======== DATASET CONTENT ========
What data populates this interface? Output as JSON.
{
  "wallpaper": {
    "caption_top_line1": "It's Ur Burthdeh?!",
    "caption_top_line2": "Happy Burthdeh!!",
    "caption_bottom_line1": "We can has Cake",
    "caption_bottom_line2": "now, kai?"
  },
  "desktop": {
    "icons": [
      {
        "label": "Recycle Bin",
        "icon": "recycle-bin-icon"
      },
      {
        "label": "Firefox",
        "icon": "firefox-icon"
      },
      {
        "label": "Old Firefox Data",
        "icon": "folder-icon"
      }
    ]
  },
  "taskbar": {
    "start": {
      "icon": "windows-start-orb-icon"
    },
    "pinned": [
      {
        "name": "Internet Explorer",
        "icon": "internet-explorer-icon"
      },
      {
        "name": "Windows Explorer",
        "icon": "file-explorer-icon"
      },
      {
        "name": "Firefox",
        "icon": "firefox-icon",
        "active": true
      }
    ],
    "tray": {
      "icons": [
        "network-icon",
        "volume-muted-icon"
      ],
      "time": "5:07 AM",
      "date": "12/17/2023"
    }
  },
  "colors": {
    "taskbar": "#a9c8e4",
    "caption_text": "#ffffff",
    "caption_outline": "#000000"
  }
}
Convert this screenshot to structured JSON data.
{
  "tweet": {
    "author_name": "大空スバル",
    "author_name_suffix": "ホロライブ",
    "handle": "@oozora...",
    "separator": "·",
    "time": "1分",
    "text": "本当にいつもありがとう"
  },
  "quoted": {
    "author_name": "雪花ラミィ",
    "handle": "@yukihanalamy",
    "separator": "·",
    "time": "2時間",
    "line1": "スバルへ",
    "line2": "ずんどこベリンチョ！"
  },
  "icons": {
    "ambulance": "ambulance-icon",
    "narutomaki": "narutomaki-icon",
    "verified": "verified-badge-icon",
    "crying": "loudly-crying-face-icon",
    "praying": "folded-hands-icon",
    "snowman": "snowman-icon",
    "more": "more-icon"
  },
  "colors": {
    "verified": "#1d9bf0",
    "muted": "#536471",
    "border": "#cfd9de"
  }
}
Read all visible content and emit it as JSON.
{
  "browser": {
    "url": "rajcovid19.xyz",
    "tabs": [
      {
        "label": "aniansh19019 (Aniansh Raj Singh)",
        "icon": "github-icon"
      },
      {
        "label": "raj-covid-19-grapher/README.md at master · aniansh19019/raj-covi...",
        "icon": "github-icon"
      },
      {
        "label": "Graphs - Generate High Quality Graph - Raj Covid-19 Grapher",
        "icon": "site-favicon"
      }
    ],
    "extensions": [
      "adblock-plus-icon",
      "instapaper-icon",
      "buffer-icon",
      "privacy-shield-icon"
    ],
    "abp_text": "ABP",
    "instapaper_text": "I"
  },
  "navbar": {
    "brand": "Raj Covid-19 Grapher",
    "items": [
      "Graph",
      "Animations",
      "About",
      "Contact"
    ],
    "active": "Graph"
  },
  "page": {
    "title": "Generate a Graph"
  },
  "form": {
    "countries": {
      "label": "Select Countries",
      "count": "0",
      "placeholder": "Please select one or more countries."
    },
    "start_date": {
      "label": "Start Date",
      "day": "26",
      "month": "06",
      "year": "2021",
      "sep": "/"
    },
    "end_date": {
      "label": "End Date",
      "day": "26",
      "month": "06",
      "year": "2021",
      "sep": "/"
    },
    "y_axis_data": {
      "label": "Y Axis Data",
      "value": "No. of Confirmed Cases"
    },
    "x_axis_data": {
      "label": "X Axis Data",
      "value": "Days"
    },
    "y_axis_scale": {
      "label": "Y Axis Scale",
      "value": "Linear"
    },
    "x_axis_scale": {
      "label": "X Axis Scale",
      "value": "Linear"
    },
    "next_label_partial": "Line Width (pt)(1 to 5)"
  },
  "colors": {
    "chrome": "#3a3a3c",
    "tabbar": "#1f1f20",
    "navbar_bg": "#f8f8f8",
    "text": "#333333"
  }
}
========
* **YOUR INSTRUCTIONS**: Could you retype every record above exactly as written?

* **REPLY**:
What data populates this interface? Output as JSON.
{
  "wallpaper": {
    "caption_top_line1": "It's Ur Burthdeh?!",
    "caption_top_line2": "Happy Burthdeh!!",
    "caption_bottom_line1": "We can has Cake",
    "caption_bottom_line2": "now, kai?"
  },
  "desktop": {
    "icons": [
      {
        "label": "Recycle Bin",
        "icon": "recycle-bin-icon"
      },
      {
        "label": "Firefox",
        "icon": "firefox-icon"
      },
      {
        "label": "Old Firefox Data",
        "icon": "folder-icon"
      }
    ]
  },
  "taskbar": {
    "start": {
      "icon": "windows-start-orb-icon"
    },
    "pinned": [
      {
        "name": "Internet Explorer",
        "icon": "internet-explorer-icon"
      },
      {
        "name": "Windows Explorer",
        "icon": "file-explorer-icon"
      },
      {
        "name": "Firefox",
        "icon": "firefox-icon",
        "active": true
      }
    ],
    "tray": {
      "icons": [
        "network-icon",
        "volume-muted-icon"
      ],
      "time": "5:07 AM",
      "date": "12/17/2023"
    }
  },
  "colors": {
    "taskbar": "#a9c8e4",
    "caption_text": "#ffffff",
    "caption_outline": "#000000"
  }
}
Convert this screenshot to structured JSON data.
{
  "tweet": {
    "author_name": "大空スバル",
    "author_name_suffix": "ホロライブ",
    "handle": "@oozora...",
    "separator": "·",
    "time": "1分",
    "text": "本当にいつもありがとう"
  },
  "quoted": {
    "author_name": "雪花ラミィ",
    "handle": "@yukihanalamy",
    "separator": "·",
    "time": "2時間",
    "line1": "スバルへ",
    "line2": "ずんどこベリンチョ！"
  },
  "icons": {
    "ambulance": "ambulance-icon",
    "narutomaki": "narutomaki-icon",
    "verified": "verified-badge-icon",
    "crying": "loudly-crying-face-icon",
    "praying": "folded-hands-icon",
    "snowman": "snowman-icon",
    "more": "more-icon"
  },
  "colors": {
    "verified": "#1d9bf0",
    "muted": "#536471",
    "border": "#cfd9de"
  }
}
Read all visible content and emit it as JSON.
{
  "browser": {
    "url": "rajcovid19.xyz",
    "tabs": [
      {
        "label": "aniansh19019 (Aniansh Raj Singh)",
        "icon": "github-icon"
      },
      {
        "label": "raj-covid-19-grapher/README.md at master · aniansh19019/raj-covi...",
        "icon": "github-icon"
      },
      {
        "label": "Graphs - Generate High Quality Graph - Raj Covid-19 Grapher",
        "icon": "site-favicon"
      }
    ],
    "extensions": [
      "adblock-plus-icon",
      "instapaper-icon",
      "buffer-icon",
      "privacy-shield-icon"
    ],
    "abp_text": "ABP",
    "instapaper_text": "I"
  },
  "navbar": {
    "brand": "Raj Covid-19 Grapher",
    "items": [
      "Graph",
      "Animations",
      "About",
      "Contact"
    ],
    "active": "Graph"
  },
  "page": {
    "title": "Generate a Graph"
  },
  "form": {
    "countries": {
      "label": "Select Countries",
      "count": "0",
      "placeholder": "Please select one or more countries."
    },
    "start_date": {
      "label": "Start Date",
      "day": "26",
      "month": "06",
      "year": "2021",
      "sep": "/"
    },
    "end_date": {
      "label": "End Date",
      "day": "26",
      "month": "06",
      "year": "2021",
      "sep": "/"
    },
    "y_axis_data": {
      "label": "Y Axis Data",
      "value": "No. of Confirmed Cases"
    },
    "x_axis_data": {
      "label": "X Axis Data",
      "value": "Days"
    },
    "y_axis_scale": {
      "label": "Y Axis Scale",
      "value": "Linear"
    },
    "x_axis_scale": {
      "label": "X Axis Scale",
      "value": "Linear"
    },
    "next_label_partial": "Line Width (pt)(1 to 5)"
  },
  "colors": {
    "chrome": "#3a3a3c",
    "tabbar": "#1f1f20",
    "navbar_bg": "#f8f8f8",
    "text": "#333333"
  }
}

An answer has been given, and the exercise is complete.